Exercise description
Please copy out the full listing that follows exactly; no picture belongs in the copy.

'''

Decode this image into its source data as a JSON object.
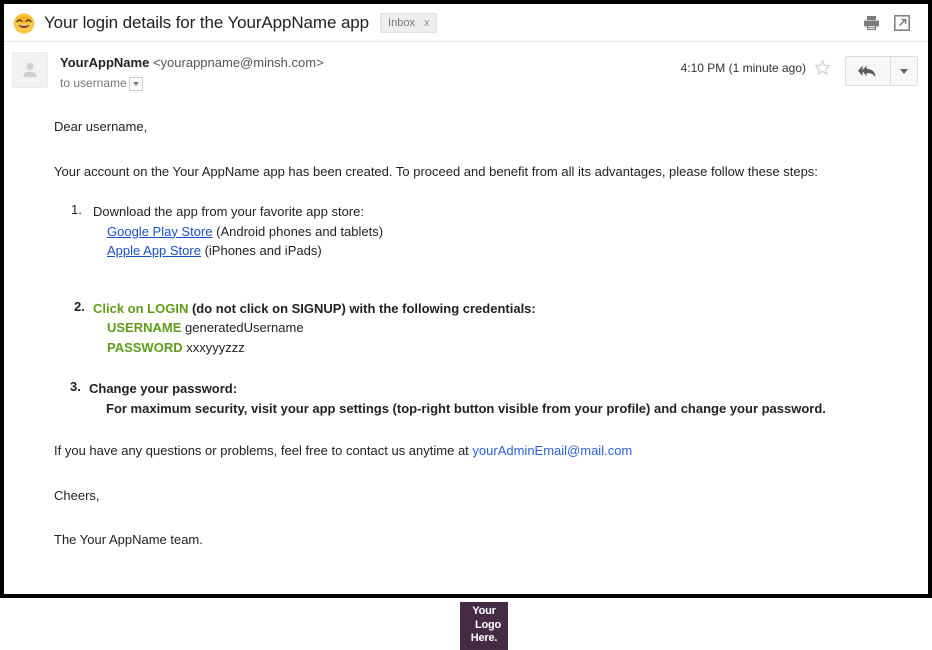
{
  "header": {
    "emoji": "grinning-smiling-eyes-emoji",
    "subject": "Your login details for the YourAppName app",
    "label_chip": "Inbox",
    "label_chip_close": "x",
    "print_icon": "print-icon",
    "popout_icon": "open-in-new-window-icon"
  },
  "sender": {
    "avatar_icon": "default-avatar-icon",
    "name": "YourAppName",
    "email": "<yourappname@minsh.com>",
    "recipient": "to username",
    "recipient_caret": "chevron-down-icon",
    "timestamp": "4:10 PM (1 minute ago)",
    "star_icon": "star-outline-icon",
    "reply_icon": "reply-all-icon",
    "more_caret": "chevron-down-icon"
  },
  "body": {
    "greeting": "Dear username,",
    "intro": "Your account on the Your AppName app has been created. To proceed and benefit from all its advantages, please follow these steps:",
    "step1": {
      "number": "1.",
      "heading": "Download the app from your favorite app store:",
      "link_google": "Google Play Store",
      "google_suffix": " (Android phones and tablets)",
      "link_apple": "Apple App Store",
      "apple_suffix": " (iPhones and iPads)"
    },
    "step2": {
      "number": "2.",
      "heading_green": "Click on LOGIN",
      "heading_rest": " (do not click on SIGNUP) with the following credentials:",
      "username_label": "USERNAME",
      "username_value": "generatedUsername",
      "password_label": "PASSWORD",
      "password_value": "xxxyyyzzz"
    },
    "step3": {
      "number": "3.",
      "heading": "Change your password:",
      "detail": "For maximum security, visit your app settings (top-right button visible from your profile) and change your password."
    },
    "contact_prefix": "If you have any questions or problems, feel free to contact us anytime at ",
    "contact_email": "yourAdminEmail@mail.com",
    "signoff": "Cheers,",
    "team_line": "The Your AppName team."
  },
  "footer": {
    "logo_line1": "Your",
    "logo_line2": "Logo",
    "logo_line3": "Here.",
    "logo_color": "#452c44"
  },
  "colors": {
    "green_accent": "#5f9c1a",
    "link_blue": "#1a4fc4",
    "email_blue": "#2a62d6",
    "frame_border": "#000000"
  }
}
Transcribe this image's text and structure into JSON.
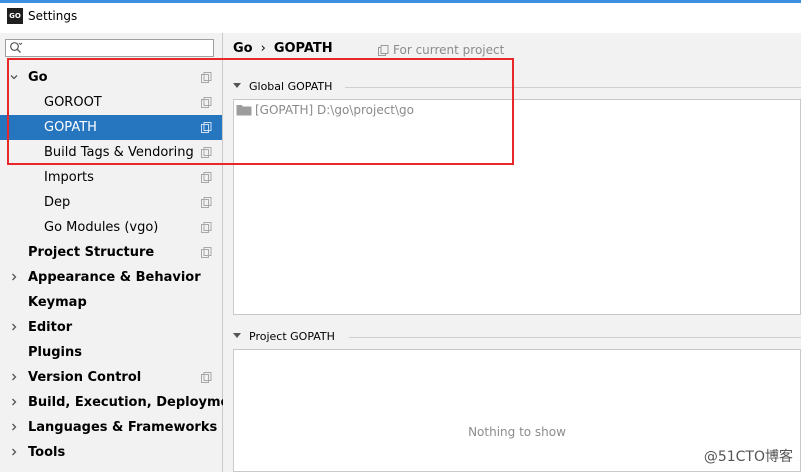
{
  "window": {
    "title": "Settings",
    "app_icon_text": "GO"
  },
  "search": {
    "value": ""
  },
  "tree": [
    {
      "label": "Go",
      "bold": true,
      "expanded": true,
      "chevron": "chevron-down"
    },
    {
      "label": "GOROOT"
    },
    {
      "label": "GOPATH",
      "selected": true
    },
    {
      "label": "Build Tags & Vendoring"
    },
    {
      "label": "Imports"
    },
    {
      "label": "Dep"
    },
    {
      "label": "Go Modules (vgo)"
    },
    {
      "label": "Project Structure",
      "bold": true
    },
    {
      "label": "Appearance & Behavior",
      "bold": true,
      "chevron": "chevron-right"
    },
    {
      "label": "Keymap",
      "bold": true
    },
    {
      "label": "Editor",
      "bold": true,
      "chevron": "chevron-right"
    },
    {
      "label": "Plugins",
      "bold": true
    },
    {
      "label": "Version Control",
      "bold": true,
      "chevron": "chevron-right"
    },
    {
      "label": "Build, Execution, Deployment",
      "bold": true,
      "chevron": "chevron-right"
    },
    {
      "label": "Languages & Frameworks",
      "bold": true,
      "chevron": "chevron-right"
    },
    {
      "label": "Tools",
      "bold": true,
      "chevron": "chevron-right"
    }
  ],
  "breadcrumb": {
    "parent": "Go",
    "separator": "›",
    "current": "GOPATH"
  },
  "scope_note": "For current project",
  "global_gopath": {
    "title": "Global GOPATH",
    "entries": [
      "[GOPATH] D:\\go\\project\\go"
    ]
  },
  "project_gopath": {
    "title": "Project GOPATH",
    "empty_text": "Nothing to show"
  },
  "watermark": "@51CTO博客",
  "colors": {
    "selection": "#2675bf",
    "highlight_box": "#e8272b",
    "topline": "#3c8ee0"
  }
}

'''

Reply to the exercise
Decode this image into its source data as a JSON object.
{
  "header": {
    "emoji": "grinning-smiling-eyes-emoji",
    "subject": "Your login details for the YourAppName app",
    "label_chip": "Inbox",
    "label_chip_close": "x",
    "print_icon": "print-icon",
    "popout_icon": "open-in-new-window-icon"
  },
  "sender": {
    "avatar_icon": "default-avatar-icon",
    "name": "YourAppName",
    "email": "<yourappname@minsh.com>",
    "recipient": "to username",
    "recipient_caret": "chevron-down-icon",
    "timestamp": "4:10 PM (1 minute ago)",
    "star_icon": "star-outline-icon",
    "reply_icon": "reply-all-icon",
    "more_caret": "chevron-down-icon"
  },
  "body": {
    "greeting": "Dear username,",
    "intro": "Your account on the Your AppName app has been created. To proceed and benefit from all its advantages, please follow these steps:",
    "step1": {
      "number": "1.",
      "heading": "Download the app from your favorite app store:",
      "link_google": "Google Play Store",
      "google_suffix": " (Android phones and tablets)",
      "link_apple": "Apple App Store",
      "apple_suffix": " (iPhones and iPads)"
    },
    "step2": {
      "number": "2.",
      "heading_green": "Click on LOGIN",
      "heading_rest": " (do not click on SIGNUP) with the following credentials:",
      "username_label": "USERNAME",
      "username_value": "generatedUsername",
      "password_label": "PASSWORD",
      "password_value": "xxxyyyzzz"
    },
    "step3": {
      "number": "3.",
      "heading": "Change your password:",
      "detail": "For maximum security, visit your app settings (top-right button visible from your profile) and change your password."
    },
    "contact_prefix": "If you have any questions or problems, feel free to contact us anytime at ",
    "contact_email": "yourAdminEmail@mail.com",
    "signoff": "Cheers,",
    "team_line": "The Your AppName team."
  },
  "footer": {
    "logo_line1": "Your",
    "logo_line2": "Logo",
    "logo_line3": "Here.",
    "logo_color": "#452c44"
  },
  "colors": {
    "green_accent": "#5f9c1a",
    "link_blue": "#1a4fc4",
    "email_blue": "#2a62d6",
    "frame_border": "#000000"
  }
}
Transcribe this image's text and structure into JSON.
{
  "window": {
    "title": "Settings",
    "app_icon_text": "GO"
  },
  "search": {
    "value": ""
  },
  "tree": [
    {
      "label": "Go",
      "bold": true,
      "expanded": true,
      "chevron": "chevron-down"
    },
    {
      "label": "GOROOT"
    },
    {
      "label": "GOPATH",
      "selected": true
    },
    {
      "label": "Build Tags & Vendoring"
    },
    {
      "label": "Imports"
    },
    {
      "label": "Dep"
    },
    {
      "label": "Go Modules (vgo)"
    },
    {
      "label": "Project Structure",
      "bold": true
    },
    {
      "label": "Appearance & Behavior",
      "bold": true,
      "chevron": "chevron-right"
    },
    {
      "label": "Keymap",
      "bold": true
    },
    {
      "label": "Editor",
      "bold": true,
      "chevron": "chevron-right"
    },
    {
      "label": "Plugins",
      "bold": true
    },
    {
      "label": "Version Control",
      "bold": true,
      "chevron": "chevron-right"
    },
    {
      "label": "Build, Execution, Deployment",
      "bold": true,
      "chevron": "chevron-right"
    },
    {
      "label": "Languages & Frameworks",
      "bold": true,
      "chevron": "chevron-right"
    },
    {
      "label": "Tools",
      "bold": true,
      "chevron": "chevron-right"
    }
  ],
  "breadcrumb": {
    "parent": "Go",
    "separator": "›",
    "current": "GOPATH"
  },
  "scope_note": "For current project",
  "global_gopath": {
    "title": "Global GOPATH",
    "entries": [
      "[GOPATH] D:\\go\\project\\go"
    ]
  },
  "project_gopath": {
    "title": "Project GOPATH",
    "empty_text": "Nothing to show"
  },
  "watermark": "@51CTO博客",
  "colors": {
    "selection": "#2675bf",
    "highlight_box": "#e8272b",
    "topline": "#3c8ee0"
  }
}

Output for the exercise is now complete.